Germany’s March exports plunged the most in almost a year, while imports also fell due to economic slowdown in China and the impact of the Ukraine tensions.
The Federal Statistics Office reported that seasonally-adjusted overseas shipments declined 1.8 percent in March, marking the second month of straight decline, while imports fell 0.9 percent, shrinking the trade surplus to 14.8 billion euros. Economists polled by Reuters had expected imports to surge 1 percent and imports to grow 0.5 percent.
The seasonally-adjusted trade balance declined from 15.8 billion euros in February. The trade surplus in March fell short of a forecast of 16.6 billion euros.

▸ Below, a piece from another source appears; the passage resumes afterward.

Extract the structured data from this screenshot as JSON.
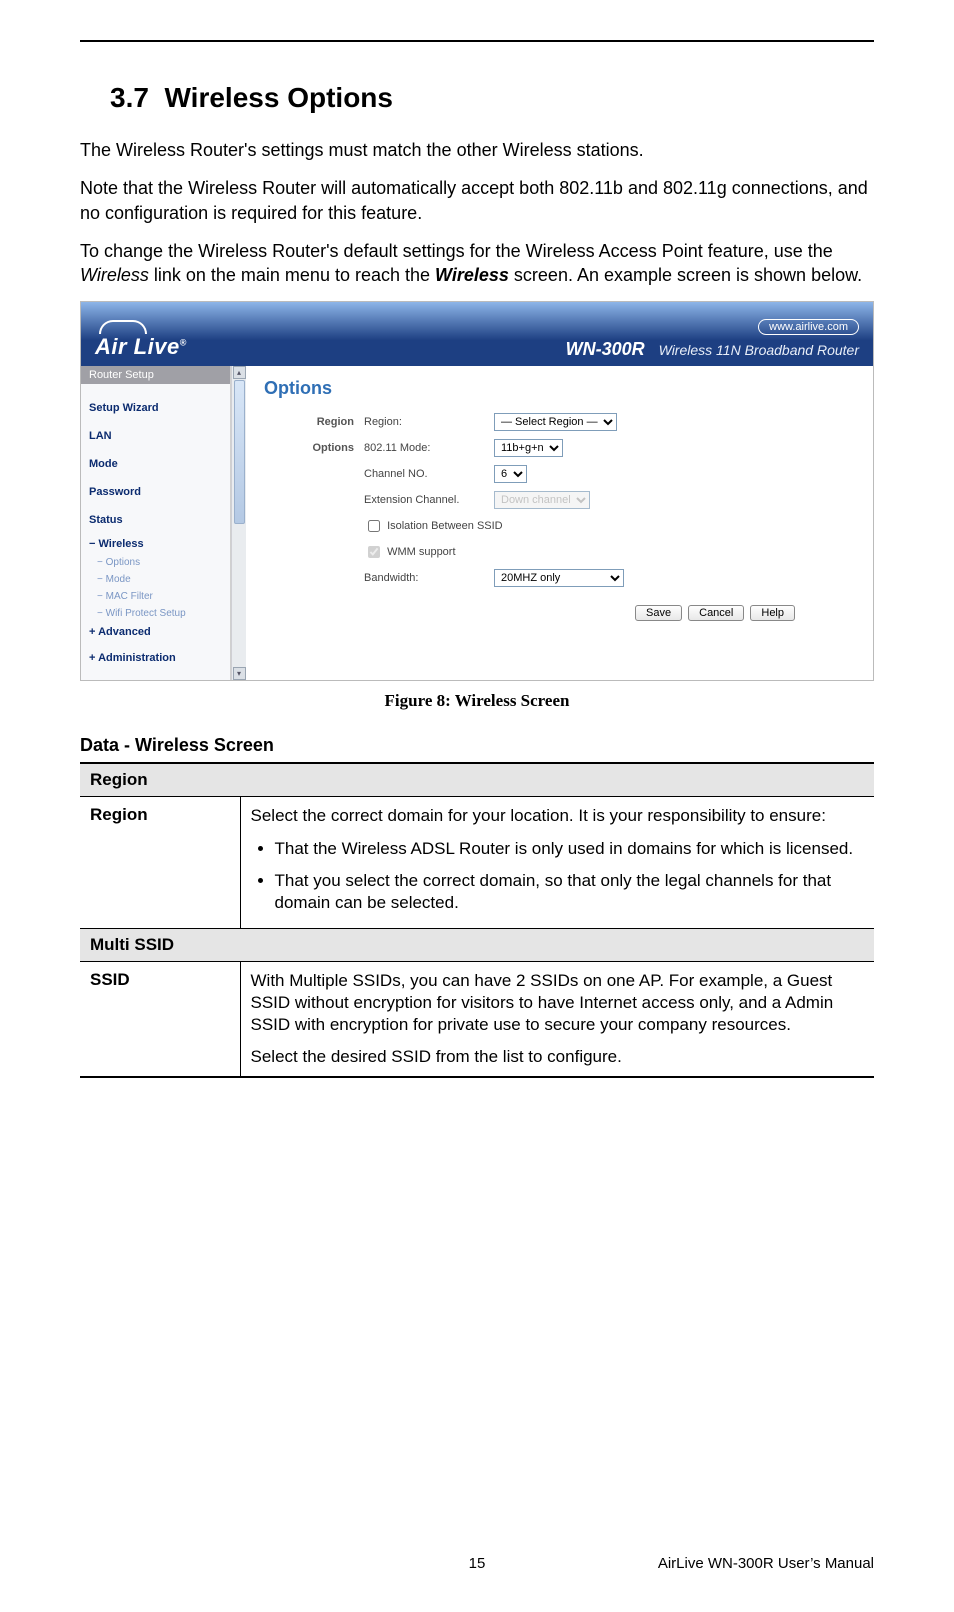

“As already reflected in other industrial data, the month March saw a stronger real economic impact from the Ukrainian crisis and the Chinese slowdown as confidence indicators had suggested,” said ING economist Carsten Brzeski.”All in all, with ongoing geopolitical problems and the slowing emerging economies, it looks as if Germany’s famous export engine could still be sputtering for a while,” he added.
Germany saw its exports to Russia plunged 16 percent in January and February. Europe’s leading economy expects foreign trade, a key driver of its economic engine, to lag this year. Domestic demand is therefore expected to fuel much of this year’s economic growth.
However, Germany exported more to EU member states that don’t use euro like the UK, with exports to such areas surging 10.4 percent, while imports grew 10.8 percent. On an annualized basis, unadjusted figures show shipments to the euro zone rose 0.1 percent in March, while imports grew 2.3 percent.
The country’s current account in March rose to 19.5 billion euros, up from 13.8 billion euros a month earlier.